- [Problem] Check every line below for the string "watermark". Copy the ones that have it.

(App and web page records)
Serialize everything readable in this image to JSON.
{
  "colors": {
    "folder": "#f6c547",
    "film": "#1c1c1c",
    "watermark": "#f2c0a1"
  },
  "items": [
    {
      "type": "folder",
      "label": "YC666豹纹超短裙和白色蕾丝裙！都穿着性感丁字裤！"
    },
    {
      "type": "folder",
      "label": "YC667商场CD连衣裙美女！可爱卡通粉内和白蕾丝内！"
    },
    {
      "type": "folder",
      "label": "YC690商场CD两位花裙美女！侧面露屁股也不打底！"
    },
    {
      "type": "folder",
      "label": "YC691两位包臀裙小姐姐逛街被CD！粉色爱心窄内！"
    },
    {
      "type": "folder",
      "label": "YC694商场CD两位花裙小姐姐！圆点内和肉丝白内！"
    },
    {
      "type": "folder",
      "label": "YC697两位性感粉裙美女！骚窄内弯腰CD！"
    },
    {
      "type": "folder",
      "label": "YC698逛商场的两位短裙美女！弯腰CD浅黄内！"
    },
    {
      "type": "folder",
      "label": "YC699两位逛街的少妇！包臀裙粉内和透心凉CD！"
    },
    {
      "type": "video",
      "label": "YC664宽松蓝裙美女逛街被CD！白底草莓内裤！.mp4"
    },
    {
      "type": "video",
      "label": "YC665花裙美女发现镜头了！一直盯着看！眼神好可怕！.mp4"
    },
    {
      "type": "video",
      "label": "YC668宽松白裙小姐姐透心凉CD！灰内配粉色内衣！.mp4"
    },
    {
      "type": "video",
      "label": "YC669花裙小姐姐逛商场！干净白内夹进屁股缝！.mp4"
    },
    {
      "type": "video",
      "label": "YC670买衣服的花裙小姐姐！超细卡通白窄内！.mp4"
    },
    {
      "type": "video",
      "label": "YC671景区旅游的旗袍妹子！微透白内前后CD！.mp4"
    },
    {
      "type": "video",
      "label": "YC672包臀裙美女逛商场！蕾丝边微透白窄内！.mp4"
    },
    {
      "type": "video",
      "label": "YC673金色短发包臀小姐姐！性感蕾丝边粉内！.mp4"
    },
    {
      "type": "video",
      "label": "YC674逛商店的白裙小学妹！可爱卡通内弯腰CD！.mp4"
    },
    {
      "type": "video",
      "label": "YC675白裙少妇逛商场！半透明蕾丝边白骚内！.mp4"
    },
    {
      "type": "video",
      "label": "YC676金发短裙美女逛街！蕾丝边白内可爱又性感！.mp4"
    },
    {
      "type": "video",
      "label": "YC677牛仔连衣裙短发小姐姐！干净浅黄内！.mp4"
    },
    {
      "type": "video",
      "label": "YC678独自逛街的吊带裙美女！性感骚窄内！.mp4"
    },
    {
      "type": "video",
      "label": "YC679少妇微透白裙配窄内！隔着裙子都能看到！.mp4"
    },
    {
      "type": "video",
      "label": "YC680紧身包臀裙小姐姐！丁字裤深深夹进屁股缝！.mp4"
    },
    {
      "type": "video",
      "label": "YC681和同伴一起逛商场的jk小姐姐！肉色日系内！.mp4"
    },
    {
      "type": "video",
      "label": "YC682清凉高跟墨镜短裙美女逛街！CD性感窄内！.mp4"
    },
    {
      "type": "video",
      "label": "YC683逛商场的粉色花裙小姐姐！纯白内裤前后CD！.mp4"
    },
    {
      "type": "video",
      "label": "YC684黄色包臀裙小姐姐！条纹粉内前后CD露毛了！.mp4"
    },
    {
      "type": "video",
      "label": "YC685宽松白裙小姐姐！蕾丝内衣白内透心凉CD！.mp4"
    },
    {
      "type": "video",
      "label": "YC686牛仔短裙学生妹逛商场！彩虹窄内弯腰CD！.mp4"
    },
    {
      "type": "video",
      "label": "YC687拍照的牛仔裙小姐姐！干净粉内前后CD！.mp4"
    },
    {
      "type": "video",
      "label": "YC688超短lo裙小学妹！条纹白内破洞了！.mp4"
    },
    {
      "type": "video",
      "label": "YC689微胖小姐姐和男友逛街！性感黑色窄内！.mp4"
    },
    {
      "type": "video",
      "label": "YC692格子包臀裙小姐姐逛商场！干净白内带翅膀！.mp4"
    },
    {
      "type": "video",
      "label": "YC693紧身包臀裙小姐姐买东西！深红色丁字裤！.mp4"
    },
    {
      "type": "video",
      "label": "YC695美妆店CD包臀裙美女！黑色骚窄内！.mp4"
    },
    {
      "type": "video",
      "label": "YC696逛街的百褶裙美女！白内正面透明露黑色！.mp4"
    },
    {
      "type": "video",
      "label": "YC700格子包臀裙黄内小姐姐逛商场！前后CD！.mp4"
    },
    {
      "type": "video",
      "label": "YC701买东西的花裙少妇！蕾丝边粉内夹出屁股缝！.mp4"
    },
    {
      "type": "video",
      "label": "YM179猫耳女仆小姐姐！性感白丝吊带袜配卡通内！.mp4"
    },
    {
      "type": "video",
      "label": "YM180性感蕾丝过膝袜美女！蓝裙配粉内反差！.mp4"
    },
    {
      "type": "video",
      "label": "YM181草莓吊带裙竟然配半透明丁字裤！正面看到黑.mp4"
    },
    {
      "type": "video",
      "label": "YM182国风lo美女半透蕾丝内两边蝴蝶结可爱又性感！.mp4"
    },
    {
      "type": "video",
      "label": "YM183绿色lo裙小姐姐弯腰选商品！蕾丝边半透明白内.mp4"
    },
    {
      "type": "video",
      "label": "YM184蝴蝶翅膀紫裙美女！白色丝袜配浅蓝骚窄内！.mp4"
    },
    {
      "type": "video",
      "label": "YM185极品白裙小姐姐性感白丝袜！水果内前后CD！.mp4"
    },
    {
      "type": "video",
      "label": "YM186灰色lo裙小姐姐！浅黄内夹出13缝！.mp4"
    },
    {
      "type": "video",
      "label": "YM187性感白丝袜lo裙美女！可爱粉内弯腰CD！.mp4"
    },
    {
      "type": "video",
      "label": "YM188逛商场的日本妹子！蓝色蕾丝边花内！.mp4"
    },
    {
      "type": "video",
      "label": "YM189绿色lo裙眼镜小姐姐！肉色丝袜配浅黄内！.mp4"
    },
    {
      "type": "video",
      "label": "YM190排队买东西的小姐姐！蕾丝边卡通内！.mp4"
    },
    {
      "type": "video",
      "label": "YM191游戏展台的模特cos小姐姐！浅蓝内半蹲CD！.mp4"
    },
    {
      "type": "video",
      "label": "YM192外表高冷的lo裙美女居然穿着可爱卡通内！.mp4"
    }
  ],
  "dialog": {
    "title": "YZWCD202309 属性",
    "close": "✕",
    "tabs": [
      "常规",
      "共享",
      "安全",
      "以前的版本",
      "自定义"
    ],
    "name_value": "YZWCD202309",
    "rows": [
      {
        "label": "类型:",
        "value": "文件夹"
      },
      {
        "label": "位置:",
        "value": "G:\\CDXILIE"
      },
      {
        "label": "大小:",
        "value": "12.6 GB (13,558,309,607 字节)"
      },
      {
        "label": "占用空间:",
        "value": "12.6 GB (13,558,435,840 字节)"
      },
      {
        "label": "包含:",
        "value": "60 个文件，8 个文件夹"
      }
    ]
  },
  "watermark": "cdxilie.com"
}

- [Task response]
    "watermark": "#f2c0a1"
  "watermark": "cdxilie.com"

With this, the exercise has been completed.